A few weeks ago I was at the grocery store, and my checker was a sweet, indie-rocker type with blond, shaggy hair, a fully-tattooed forearm, and a pierced eyebrow. As she moved her arms to load my grocery bag, a waft of Dolce & Gabbana Light Blue drifted over. My heart leapt. I’m not a huge fan of Light Blue, but I loved smelling perfume in public. “You smell great!” I said. “It’s not too much?” the cashier asked.
I live in a neighborhood in Portland, Oregon with probably the most vegans and biodiesel-fueled cars per capita anywhere in the world. Running through the neo-hippie is a strong vein of rocker, too, leading to dread-locked white girls with scarlet lipstick, lunchboxes as purses, and bottles of kombucha. The older generation of Portlanders has a higher portion of ex-Grateful Dead followers supplemented by more financially secure Portlanders driving Priuses, designing gardens of native plants, and adopting babies from China. Don’t get me wrong: I wouldn’t live anywhere else. It’s just that most of these people don’t care about perfume — or worse, they actively dislike it.
Whenever I’m in public, I have to be careful about wearing anything but the most subtle perfume. (Fortunately one of my best friends wears Shalimar, so I wear whatever I want when I’m with her.) I can’t tell you how many times I’ve mentioned my love of perfume and faced a blank or even disapproving stare. Sometimes I’ll hear a story like this one: “I used to wear L’Interdit, my father brought it back to my from Paris and I really loved it, but I just don’t wear perfume anymore.” Or I might see a dusty bottle of Eau d’Issey on someone’s dresser but that’s it.
I do have a few friends who like perfume and buy a bottle now and then, but they aren’t as crazed about it as I am. “Germaine Cellier” means nothing, and they aren’t ready to rhapsodize about Vol de Nuit or Femme — not that they’d ever heard these names. Chypres are too musty, vintage scents too “old lady-ish”, and florals too powdery for them. Other friends rely on essential oils. (Vetiver and a blend called China Rain are popular here.) They’re probably fed up with me thrusting my wrist under their noses, or insisting that they pause the DVD player while I shout, “Look! Is that Arpège on her vanity?”
Blogs like Now Smell This tell me that I’m not alone. All of you who comment, whom I only know by your blog names and can only imagine in person, are a comfort to this lonely perfumista. I love it that I can comment on Bois de Jasmin that I like Chant d’Arômes and get the reply that Chant d’Arômes was much better before its reformulation 14 years ago. I love it that I can say I like the clary sage in Miss Dior and you will know what I mean. I love it that I can ponder the merits of Parfum de Therèse versus Diorella and someone will have an opinion.

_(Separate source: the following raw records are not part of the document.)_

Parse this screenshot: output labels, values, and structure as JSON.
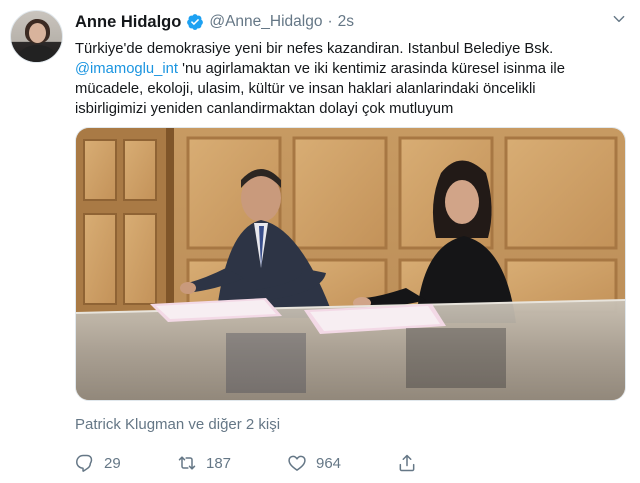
{
  "tweet": {
    "author": {
      "name": "Anne Hidalgo",
      "handle": "@Anne_Hidalgo",
      "verified": true
    },
    "separator": "·",
    "time": "2s",
    "text_lines": [
      "Türkiye'de demokrasiye yeni bir nefes kazandiran. Istanbul Belediye Bsk.",
      "'nu agirlamaktan ve iki kentimiz arasinda küresel isinma ile",
      "mücadele, ekoloji, ulasim, kültür ve insan haklari alanlarindaki öncelikli",
      "isbirligimizi yeniden canlandirmaktan dolayi çok mutluyum"
    ],
    "mention": "@imamoglu_int",
    "likers_text": "Patrick Klugman ve diğer 2 kişi",
    "counts": {
      "replies": "29",
      "retweets": "187",
      "likes": "964"
    }
  },
  "colors": {
    "accent": "#1b95e0",
    "verified": "#1da1f2",
    "muted": "#657786",
    "text": "#14171a"
  },
  "icons": {
    "avatar": "avatar-photo",
    "verified": "verified-badge-icon",
    "menu": "chevron-down-icon",
    "reply": "reply-icon",
    "retweet": "retweet-icon",
    "like": "heart-icon",
    "share": "share-icon"
  }
}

And the cashier wearing Light Blue? Next time I stop by that store I’m bringing a sample of Fracas. I have a feeling she’ll really like it.